[Underlined heading:] Oath of Allegiance.
I, [Handwritten name:] Edmund Barton, do swear that I will be faithful and bear true Allegiance to Her Majesty Queen Victoria Her Heirs and Successors according to law.
So help me, God.
[Handwritten signature:] Edmund Barton
Sworn and subscribed before me, the Governor General of the Commonwealth of Australia, at Sydney, in the State of New South Wales, and in the Commonwealth aforesaid the [handwritten date] First [end handwritten] day of January, in the sixty-fourth year of Her Majesty's Reign; and in the year of our Lord one thousand nine hundred and one.
[Handwritten signature:] J Hopetoun
About this record
This is the oath of allegiance to Queen Victoria and 'Her Heirs and Successors according to law' signed by Edmund Barton as he was sworn in to the first government ministry of the Commonwealth of Australia on 1 January 1901. The Governor-General, Lord Hopetoun, countersigned to witness that the oath had been 'Sworn and subscribed' before him. The simple printed document has Barton's name and the date of signing inserted.

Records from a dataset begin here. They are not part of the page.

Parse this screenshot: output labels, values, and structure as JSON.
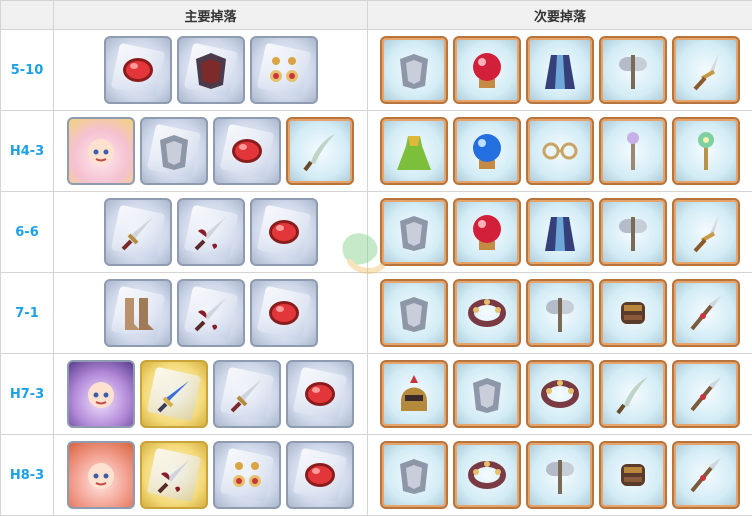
{
  "table": {
    "header": {
      "main_drops": "主要掉落",
      "secondary_drops": "次要掉落"
    },
    "rows": [
      {
        "stage": "5-10",
        "main": [
          {
            "icon": "red-gem-icon",
            "frame": "silver",
            "shard": true
          },
          {
            "icon": "dark-armor-icon",
            "frame": "silver",
            "shard": true
          },
          {
            "icon": "earrings-icon",
            "frame": "silver",
            "shard": true
          }
        ],
        "secondary": [
          {
            "icon": "armor-icon",
            "frame": "copper"
          },
          {
            "icon": "red-orb-icon",
            "frame": "copper"
          },
          {
            "icon": "robe-icon",
            "frame": "copper"
          },
          {
            "icon": "axe-icon",
            "frame": "copper"
          },
          {
            "icon": "dagger-icon",
            "frame": "copper"
          }
        ]
      },
      {
        "stage": "H4-3",
        "main": [
          {
            "icon": "character-portrait-icon",
            "frame": "portrait-blonde"
          },
          {
            "icon": "armor-icon",
            "frame": "silver",
            "shard": true
          },
          {
            "icon": "red-gem-icon",
            "frame": "silver",
            "shard": true
          },
          {
            "icon": "scimitar-icon",
            "frame": "copper"
          }
        ],
        "secondary": [
          {
            "icon": "dress-icon",
            "frame": "copper"
          },
          {
            "icon": "blue-orb-icon",
            "frame": "copper"
          },
          {
            "icon": "glasses-icon",
            "frame": "copper"
          },
          {
            "icon": "staff-icon",
            "frame": "copper"
          },
          {
            "icon": "flower-staff-icon",
            "frame": "copper"
          }
        ]
      },
      {
        "stage": "6-6",
        "main": [
          {
            "icon": "sword-icon",
            "frame": "silver",
            "shard": true
          },
          {
            "icon": "winged-sword-icon",
            "frame": "silver",
            "shard": true
          },
          {
            "icon": "red-gem-icon",
            "frame": "silver",
            "shard": true
          }
        ],
        "secondary": [
          {
            "icon": "armor-icon",
            "frame": "copper"
          },
          {
            "icon": "red-orb-icon",
            "frame": "copper"
          },
          {
            "icon": "robe-icon",
            "frame": "copper"
          },
          {
            "icon": "axe-icon",
            "frame": "copper"
          },
          {
            "icon": "dagger-icon",
            "frame": "copper"
          }
        ]
      },
      {
        "stage": "7-1",
        "main": [
          {
            "icon": "boots-icon",
            "frame": "silver",
            "shard": true
          },
          {
            "icon": "winged-sword-icon",
            "frame": "silver",
            "shard": true
          },
          {
            "icon": "red-gem-icon",
            "frame": "silver",
            "shard": true
          }
        ],
        "secondary": [
          {
            "icon": "armor-icon",
            "frame": "copper"
          },
          {
            "icon": "bracelet-icon",
            "frame": "copper"
          },
          {
            "icon": "axe-icon",
            "frame": "copper"
          },
          {
            "icon": "gauntlet-icon",
            "frame": "copper"
          },
          {
            "icon": "spear-icon",
            "frame": "copper"
          }
        ]
      },
      {
        "stage": "H7-3",
        "main": [
          {
            "icon": "character-portrait-icon",
            "frame": "portrait-violet"
          },
          {
            "icon": "blue-sword-icon",
            "frame": "gold",
            "shard": true
          },
          {
            "icon": "sword-icon",
            "frame": "silver",
            "shard": true
          },
          {
            "icon": "red-gem-icon",
            "frame": "silver",
            "shard": true
          }
        ],
        "secondary": [
          {
            "icon": "helmet-icon",
            "frame": "copper"
          },
          {
            "icon": "armor-icon",
            "frame": "copper"
          },
          {
            "icon": "bracelet-icon",
            "frame": "copper"
          },
          {
            "icon": "scimitar-icon",
            "frame": "copper"
          },
          {
            "icon": "spear-icon",
            "frame": "copper"
          }
        ]
      },
      {
        "stage": "H8-3",
        "main": [
          {
            "icon": "character-portrait-icon",
            "frame": "portrait-pink"
          },
          {
            "icon": "winged-sword-icon",
            "frame": "gold",
            "shard": true
          },
          {
            "icon": "earrings-icon",
            "frame": "silver",
            "shard": true
          },
          {
            "icon": "red-gem-icon",
            "frame": "silver",
            "shard": true
          }
        ],
        "secondary": [
          {
            "icon": "armor-icon",
            "frame": "copper"
          },
          {
            "icon": "bracelet-icon",
            "frame": "copper"
          },
          {
            "icon": "axe-icon",
            "frame": "copper"
          },
          {
            "icon": "gauntlet-icon",
            "frame": "copper"
          },
          {
            "icon": "spear-icon",
            "frame": "copper"
          }
        ]
      }
    ]
  },
  "colors": {
    "stage_label": "#1aa1e8",
    "header_bg": "#f0f0f0",
    "border": "#d4d4d4"
  }
}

- By signing this oath of allegiance, Edmund Barton (1849–1920) completed the process of being sworn in to the first government ministry of the Commonwealth of Australia. Although Barton signed an Executive Councillor's oath and an official oath as Minister for External Affairs in addition to this document, he did not sign any official oath as Prime Minister. There was no such oath because the office of prime minister is not separately designated in Australia's Constitution.
- Barton's swearing-in formed a significant part of the inauguration of the Commonwealth of Australia in Sydney on 1 January 1901. Following a grand procession to Centennial Park, the inauguration ceremonies began with prayers and proclamations followed by the swearing-in of the Governor-General, who in turn swore in Barton, six other ministers of state and three other office-holders or honorary ministers in Australia's first national government.
- In order to be sworn in, Barton needed to satisfy the Governor-General Designate that he was able to form a government until elections could be held for the first federal parliament. Just before Christmas 1900, Lord Hopetoun (1860–1908) had invited Barton to form a government, and on Christmas Day Barton was able to announce that he had secured the agreement of prominent Australian politicians, including three state premiers, to serve in his cabinet.
- The language of the oath makes it clear that the new nation had a constitutional monarch, that it would remain a loyal part of the British Empire and that its leaders would be 'faithful and bear true Allegiance' to the Crown. This form of words was set out in a schedule of the Constitution to be sworn or affirmed by every incoming senator or member of the House of Representatives.
- Barton was the logical choice to be invited to form a government and thus become Australia's first prime minister. He had been a prominent politician in New South Wales and a tireless champion of federation, attending all the conventions and contributing greatly to the drafting the Constitution. By 1897 he had become an acknowledged leader of the federation movement and in 1900 led the Australian colonies' delegation to limit change to the Constitution Bill by the British Parliament.
- In spite of his leadership of the federation movement, Barton very nearly did not receive the opportunity to become prime minister. On 19 December 1900, the Governor-General Designate had invited Sir William Lyne (1844–1913), Premier of New South Wales and an opponent of federation, to form the government. When Barton refused to serve in the ministry and Alfred Deakin (1856–1919) galvanised interstate opposition, Lyne's efforts failed and Hopetoun turned to Barton.
Learning resource text © Education Services Australia Limited and the National Archives of Australia 2010.